| Work item |
Give only the number of lines in these records that contain the word "from".
::::
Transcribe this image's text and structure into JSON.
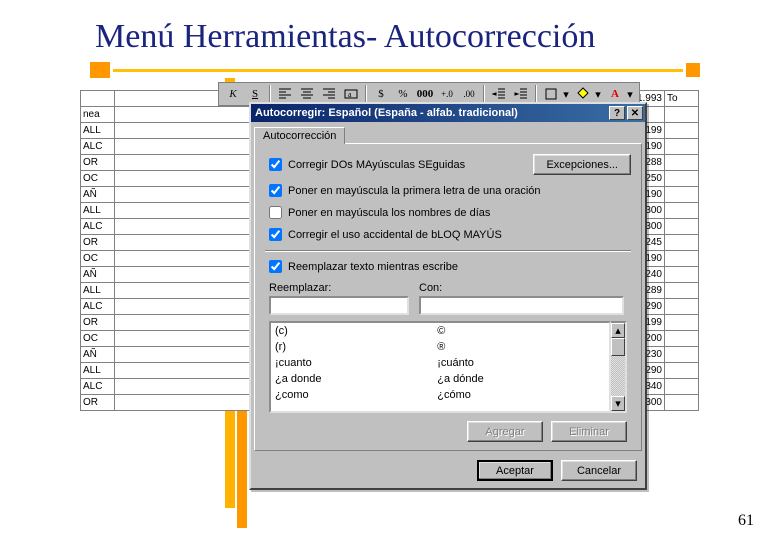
{
  "slide": {
    "title": "Menú Herramientas- Autocorrección",
    "number": "61"
  },
  "toolbar": {
    "icons": [
      "italic",
      "underline",
      "align-left",
      "align-center",
      "align-right",
      "merge",
      "currency",
      "percent",
      "comma",
      "inc-dec",
      "dec-dec",
      "dec-indent",
      "inc-indent",
      "borders",
      "fill",
      "font-color"
    ]
  },
  "sheet": {
    "top_row": {
      "mid": "",
      "right": "1.993",
      "rtext": "To"
    },
    "rows": [
      {
        "l": "nea",
        "r": ""
      },
      {
        "l": "ALL",
        "r": "199"
      },
      {
        "l": "ALC",
        "r": "190"
      },
      {
        "l": "OR",
        "r": "288"
      },
      {
        "l": "OC",
        "r": "250"
      },
      {
        "l": "AÑ",
        "r": "190"
      },
      {
        "l": "ALL",
        "r": "300"
      },
      {
        "l": "ALC",
        "r": "300"
      },
      {
        "l": "OR",
        "r": "245"
      },
      {
        "l": "OC",
        "r": "190"
      },
      {
        "l": "AÑ",
        "r": "240"
      },
      {
        "l": "ALL",
        "r": "289"
      },
      {
        "l": "ALC",
        "r": "290"
      },
      {
        "l": "OR",
        "r": "199"
      },
      {
        "l": "OC",
        "r": "200"
      },
      {
        "l": "AÑ",
        "r": "230"
      },
      {
        "l": "ALL",
        "r": "290"
      },
      {
        "l": "ALC",
        "r": "340"
      },
      {
        "l": "OR",
        "r": "300"
      }
    ]
  },
  "dialog": {
    "title": "Autocorregir: Español (España - alfab. tradicional)",
    "tab": "Autocorrección",
    "checkboxes": {
      "c1": {
        "label": "Corregir DOs MAyúsculas SEguidas",
        "checked": true
      },
      "c2": {
        "label": "Poner en mayúscula la primera letra de una oración",
        "checked": true
      },
      "c3": {
        "label": "Poner en mayúscula los nombres de días",
        "checked": false
      },
      "c4": {
        "label": "Corregir el uso accidental de bLOQ MAYÚS",
        "checked": true
      },
      "c5": {
        "label": "Reemplazar texto mientras escribe",
        "checked": true
      }
    },
    "exceptions_button": "Excepciones...",
    "replace_label": "Reemplazar:",
    "with_label": "Con:",
    "replace_value": "",
    "with_value": "",
    "list": [
      {
        "from": "(c)",
        "to": "©"
      },
      {
        "from": "(r)",
        "to": "®"
      },
      {
        "from": "¡cuanto",
        "to": "¡cuánto"
      },
      {
        "from": "¿a donde",
        "to": "¿a dónde"
      },
      {
        "from": "¿como",
        "to": "¿cómo"
      }
    ],
    "add_button": "Agregar",
    "delete_button": "Eliminar",
    "ok_button": "Aceptar",
    "cancel_button": "Cancelar"
  }
}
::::
| Response to this task |
5